In the data below, find every line with the word "more" and copy it out.

"""

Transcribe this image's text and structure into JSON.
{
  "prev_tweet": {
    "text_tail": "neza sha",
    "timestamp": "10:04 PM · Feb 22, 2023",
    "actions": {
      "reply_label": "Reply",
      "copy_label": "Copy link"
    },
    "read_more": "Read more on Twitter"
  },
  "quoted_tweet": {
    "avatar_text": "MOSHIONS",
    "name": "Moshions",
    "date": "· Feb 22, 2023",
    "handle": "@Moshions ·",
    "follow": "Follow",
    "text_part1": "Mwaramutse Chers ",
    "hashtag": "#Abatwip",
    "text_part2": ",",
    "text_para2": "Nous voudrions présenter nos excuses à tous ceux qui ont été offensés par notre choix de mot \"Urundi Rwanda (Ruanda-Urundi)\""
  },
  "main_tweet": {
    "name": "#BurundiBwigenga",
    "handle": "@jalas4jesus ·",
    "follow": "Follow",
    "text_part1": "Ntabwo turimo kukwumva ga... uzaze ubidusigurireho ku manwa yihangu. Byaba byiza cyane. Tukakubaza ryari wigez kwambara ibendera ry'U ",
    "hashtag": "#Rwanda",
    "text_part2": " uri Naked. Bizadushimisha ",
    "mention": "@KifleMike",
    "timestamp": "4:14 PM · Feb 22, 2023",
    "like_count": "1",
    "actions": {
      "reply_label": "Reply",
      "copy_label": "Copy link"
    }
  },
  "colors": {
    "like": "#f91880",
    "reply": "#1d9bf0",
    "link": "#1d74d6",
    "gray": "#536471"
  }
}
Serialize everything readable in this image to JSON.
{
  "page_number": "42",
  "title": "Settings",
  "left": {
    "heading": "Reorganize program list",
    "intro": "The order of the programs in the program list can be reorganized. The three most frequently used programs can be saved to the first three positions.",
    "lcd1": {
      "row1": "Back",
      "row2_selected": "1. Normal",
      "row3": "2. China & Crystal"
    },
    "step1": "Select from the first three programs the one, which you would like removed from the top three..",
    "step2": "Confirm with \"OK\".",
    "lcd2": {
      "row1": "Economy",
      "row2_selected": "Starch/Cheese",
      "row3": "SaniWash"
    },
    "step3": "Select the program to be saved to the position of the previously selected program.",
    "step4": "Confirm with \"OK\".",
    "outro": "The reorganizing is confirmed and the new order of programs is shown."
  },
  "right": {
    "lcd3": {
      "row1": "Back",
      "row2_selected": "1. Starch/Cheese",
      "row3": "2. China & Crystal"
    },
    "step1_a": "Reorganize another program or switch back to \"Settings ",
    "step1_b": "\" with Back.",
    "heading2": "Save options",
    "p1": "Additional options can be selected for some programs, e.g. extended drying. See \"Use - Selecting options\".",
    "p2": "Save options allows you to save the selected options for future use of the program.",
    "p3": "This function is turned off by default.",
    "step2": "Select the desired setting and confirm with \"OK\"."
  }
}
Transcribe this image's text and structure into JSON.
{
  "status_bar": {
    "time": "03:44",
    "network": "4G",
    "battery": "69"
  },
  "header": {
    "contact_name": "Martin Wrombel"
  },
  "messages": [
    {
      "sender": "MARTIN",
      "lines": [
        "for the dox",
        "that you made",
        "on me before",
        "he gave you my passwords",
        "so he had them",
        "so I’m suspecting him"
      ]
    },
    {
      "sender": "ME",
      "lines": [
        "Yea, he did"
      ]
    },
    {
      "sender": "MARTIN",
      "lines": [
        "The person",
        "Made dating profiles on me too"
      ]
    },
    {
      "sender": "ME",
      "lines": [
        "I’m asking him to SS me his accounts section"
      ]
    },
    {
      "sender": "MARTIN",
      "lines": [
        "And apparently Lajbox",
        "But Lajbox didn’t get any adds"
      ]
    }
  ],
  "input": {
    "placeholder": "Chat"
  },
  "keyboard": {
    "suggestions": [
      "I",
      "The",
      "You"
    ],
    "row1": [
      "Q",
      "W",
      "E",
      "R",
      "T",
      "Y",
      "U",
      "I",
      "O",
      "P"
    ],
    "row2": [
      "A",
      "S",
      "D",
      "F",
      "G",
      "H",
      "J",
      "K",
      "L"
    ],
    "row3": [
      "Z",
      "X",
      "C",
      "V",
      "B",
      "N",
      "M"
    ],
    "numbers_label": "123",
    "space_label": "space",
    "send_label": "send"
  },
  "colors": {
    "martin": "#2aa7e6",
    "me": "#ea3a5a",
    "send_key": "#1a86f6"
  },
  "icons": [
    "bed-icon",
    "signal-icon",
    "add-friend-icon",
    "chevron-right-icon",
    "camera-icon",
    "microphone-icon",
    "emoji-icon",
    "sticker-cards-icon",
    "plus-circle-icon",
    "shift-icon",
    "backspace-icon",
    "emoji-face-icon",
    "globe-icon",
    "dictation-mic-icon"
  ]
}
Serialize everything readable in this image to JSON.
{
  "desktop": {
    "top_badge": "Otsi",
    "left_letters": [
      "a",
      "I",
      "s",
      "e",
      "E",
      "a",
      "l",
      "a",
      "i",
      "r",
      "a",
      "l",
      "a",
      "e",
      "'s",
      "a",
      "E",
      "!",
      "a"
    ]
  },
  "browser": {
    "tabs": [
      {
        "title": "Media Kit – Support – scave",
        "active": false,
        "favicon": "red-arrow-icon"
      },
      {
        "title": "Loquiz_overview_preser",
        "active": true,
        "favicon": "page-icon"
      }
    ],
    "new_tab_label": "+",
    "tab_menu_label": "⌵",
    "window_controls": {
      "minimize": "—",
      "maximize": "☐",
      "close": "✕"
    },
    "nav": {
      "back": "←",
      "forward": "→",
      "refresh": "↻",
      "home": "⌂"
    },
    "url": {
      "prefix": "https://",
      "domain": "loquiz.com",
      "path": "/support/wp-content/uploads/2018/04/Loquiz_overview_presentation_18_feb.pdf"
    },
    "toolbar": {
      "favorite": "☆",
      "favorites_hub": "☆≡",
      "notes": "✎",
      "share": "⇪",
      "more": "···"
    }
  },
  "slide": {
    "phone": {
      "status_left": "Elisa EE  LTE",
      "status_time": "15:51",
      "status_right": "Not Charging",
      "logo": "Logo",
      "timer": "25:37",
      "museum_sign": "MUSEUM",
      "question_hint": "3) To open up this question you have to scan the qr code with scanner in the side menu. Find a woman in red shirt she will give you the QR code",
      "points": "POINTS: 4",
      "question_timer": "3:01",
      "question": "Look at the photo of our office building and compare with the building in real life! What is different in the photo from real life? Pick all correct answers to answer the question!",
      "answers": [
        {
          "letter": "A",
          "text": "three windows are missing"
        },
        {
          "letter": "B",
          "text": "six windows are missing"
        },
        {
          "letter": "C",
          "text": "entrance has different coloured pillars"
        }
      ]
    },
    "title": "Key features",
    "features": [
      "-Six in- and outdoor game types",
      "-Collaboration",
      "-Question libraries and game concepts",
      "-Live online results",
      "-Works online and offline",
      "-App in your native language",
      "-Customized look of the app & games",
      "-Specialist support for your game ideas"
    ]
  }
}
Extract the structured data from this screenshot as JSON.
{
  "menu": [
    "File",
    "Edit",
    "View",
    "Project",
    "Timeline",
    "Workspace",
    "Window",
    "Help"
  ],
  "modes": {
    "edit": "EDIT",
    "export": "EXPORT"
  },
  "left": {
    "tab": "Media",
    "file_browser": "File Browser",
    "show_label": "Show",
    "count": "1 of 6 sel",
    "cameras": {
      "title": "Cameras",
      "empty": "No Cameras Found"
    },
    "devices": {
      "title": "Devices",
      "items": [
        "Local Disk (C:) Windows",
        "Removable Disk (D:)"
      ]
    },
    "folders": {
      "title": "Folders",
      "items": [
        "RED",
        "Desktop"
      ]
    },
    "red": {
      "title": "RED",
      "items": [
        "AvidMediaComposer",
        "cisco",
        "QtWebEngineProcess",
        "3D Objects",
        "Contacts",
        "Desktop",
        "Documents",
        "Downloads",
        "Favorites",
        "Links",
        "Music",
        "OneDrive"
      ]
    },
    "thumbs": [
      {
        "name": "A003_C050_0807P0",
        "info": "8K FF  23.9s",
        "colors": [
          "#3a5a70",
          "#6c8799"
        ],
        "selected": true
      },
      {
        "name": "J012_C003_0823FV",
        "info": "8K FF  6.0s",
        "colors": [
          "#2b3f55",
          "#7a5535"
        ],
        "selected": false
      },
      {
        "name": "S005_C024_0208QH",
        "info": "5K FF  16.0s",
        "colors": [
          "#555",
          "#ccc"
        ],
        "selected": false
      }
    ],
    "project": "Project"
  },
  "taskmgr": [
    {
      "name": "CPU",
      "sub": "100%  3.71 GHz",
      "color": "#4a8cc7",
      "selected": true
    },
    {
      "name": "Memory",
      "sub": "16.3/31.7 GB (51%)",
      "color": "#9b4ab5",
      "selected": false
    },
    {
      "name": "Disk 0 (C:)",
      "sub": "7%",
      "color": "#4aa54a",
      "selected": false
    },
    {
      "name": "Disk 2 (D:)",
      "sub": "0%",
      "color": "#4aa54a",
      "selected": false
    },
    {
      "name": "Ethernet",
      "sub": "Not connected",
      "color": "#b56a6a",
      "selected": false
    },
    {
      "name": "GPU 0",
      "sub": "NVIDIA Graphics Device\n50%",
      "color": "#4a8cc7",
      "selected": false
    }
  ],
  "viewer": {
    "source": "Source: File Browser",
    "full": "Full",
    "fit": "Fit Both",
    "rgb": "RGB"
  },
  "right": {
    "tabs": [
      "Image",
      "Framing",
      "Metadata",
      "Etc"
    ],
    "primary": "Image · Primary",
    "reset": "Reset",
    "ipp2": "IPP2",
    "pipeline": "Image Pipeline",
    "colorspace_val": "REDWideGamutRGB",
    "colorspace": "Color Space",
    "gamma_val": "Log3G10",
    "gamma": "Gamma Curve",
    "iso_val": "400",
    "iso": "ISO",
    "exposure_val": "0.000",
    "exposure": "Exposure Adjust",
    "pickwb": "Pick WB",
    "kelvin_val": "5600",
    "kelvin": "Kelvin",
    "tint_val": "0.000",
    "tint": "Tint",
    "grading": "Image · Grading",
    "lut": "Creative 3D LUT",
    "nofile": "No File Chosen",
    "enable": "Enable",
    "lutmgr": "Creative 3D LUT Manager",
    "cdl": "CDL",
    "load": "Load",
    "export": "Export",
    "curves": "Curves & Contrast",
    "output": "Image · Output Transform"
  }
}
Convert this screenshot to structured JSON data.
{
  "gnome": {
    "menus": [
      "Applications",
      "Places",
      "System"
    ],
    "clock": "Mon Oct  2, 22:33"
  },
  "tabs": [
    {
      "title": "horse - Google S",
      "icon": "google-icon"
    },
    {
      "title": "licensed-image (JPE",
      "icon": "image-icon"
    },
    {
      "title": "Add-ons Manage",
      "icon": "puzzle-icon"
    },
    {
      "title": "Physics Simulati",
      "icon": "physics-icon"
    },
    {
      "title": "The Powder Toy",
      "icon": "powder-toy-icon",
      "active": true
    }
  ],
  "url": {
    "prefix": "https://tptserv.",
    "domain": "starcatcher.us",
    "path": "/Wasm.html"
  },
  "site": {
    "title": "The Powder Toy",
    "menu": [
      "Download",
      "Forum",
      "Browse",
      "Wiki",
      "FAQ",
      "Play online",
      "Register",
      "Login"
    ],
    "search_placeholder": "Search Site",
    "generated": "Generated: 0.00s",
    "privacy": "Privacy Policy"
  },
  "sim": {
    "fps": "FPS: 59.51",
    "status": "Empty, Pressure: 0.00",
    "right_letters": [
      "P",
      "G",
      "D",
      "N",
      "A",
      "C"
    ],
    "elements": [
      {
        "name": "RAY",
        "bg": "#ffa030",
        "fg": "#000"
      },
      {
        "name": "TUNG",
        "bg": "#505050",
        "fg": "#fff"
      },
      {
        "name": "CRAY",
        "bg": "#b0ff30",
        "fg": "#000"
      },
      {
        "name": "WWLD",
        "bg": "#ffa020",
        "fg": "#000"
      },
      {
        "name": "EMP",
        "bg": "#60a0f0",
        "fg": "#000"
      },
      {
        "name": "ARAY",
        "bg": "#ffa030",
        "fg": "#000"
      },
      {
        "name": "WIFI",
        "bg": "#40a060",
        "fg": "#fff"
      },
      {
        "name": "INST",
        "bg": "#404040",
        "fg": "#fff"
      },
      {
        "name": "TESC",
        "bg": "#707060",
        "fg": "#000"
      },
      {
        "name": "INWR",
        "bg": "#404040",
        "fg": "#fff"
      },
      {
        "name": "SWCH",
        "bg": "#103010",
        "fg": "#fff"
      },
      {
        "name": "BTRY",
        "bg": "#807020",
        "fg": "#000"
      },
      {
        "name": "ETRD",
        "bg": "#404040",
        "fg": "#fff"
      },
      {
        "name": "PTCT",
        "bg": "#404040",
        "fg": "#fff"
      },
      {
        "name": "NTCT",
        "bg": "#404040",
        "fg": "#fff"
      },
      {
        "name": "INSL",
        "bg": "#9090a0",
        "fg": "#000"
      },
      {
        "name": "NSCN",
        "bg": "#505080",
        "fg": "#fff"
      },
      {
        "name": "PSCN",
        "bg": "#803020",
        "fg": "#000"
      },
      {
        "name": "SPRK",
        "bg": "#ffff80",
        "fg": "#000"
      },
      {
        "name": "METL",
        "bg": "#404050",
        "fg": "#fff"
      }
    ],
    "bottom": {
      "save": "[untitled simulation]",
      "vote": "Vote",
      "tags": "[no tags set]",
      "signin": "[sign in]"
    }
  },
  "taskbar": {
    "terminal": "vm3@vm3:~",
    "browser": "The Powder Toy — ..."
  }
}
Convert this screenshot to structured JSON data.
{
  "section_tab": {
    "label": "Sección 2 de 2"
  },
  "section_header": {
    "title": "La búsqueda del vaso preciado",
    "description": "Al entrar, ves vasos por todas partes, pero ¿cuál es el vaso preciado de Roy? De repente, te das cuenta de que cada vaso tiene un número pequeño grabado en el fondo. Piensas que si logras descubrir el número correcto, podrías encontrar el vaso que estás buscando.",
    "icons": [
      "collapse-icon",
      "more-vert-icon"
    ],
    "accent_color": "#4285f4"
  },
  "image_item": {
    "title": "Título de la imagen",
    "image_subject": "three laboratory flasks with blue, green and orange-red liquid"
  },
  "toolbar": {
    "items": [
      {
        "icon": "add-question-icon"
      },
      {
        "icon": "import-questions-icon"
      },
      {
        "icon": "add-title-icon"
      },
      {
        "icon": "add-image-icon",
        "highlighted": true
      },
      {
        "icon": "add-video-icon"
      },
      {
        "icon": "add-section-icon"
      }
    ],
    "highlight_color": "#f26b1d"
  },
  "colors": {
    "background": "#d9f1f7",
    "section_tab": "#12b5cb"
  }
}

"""

#### Written response:
    "read_more": "Read more on Twitter"
      "more": "···"
      "more-vert-icon"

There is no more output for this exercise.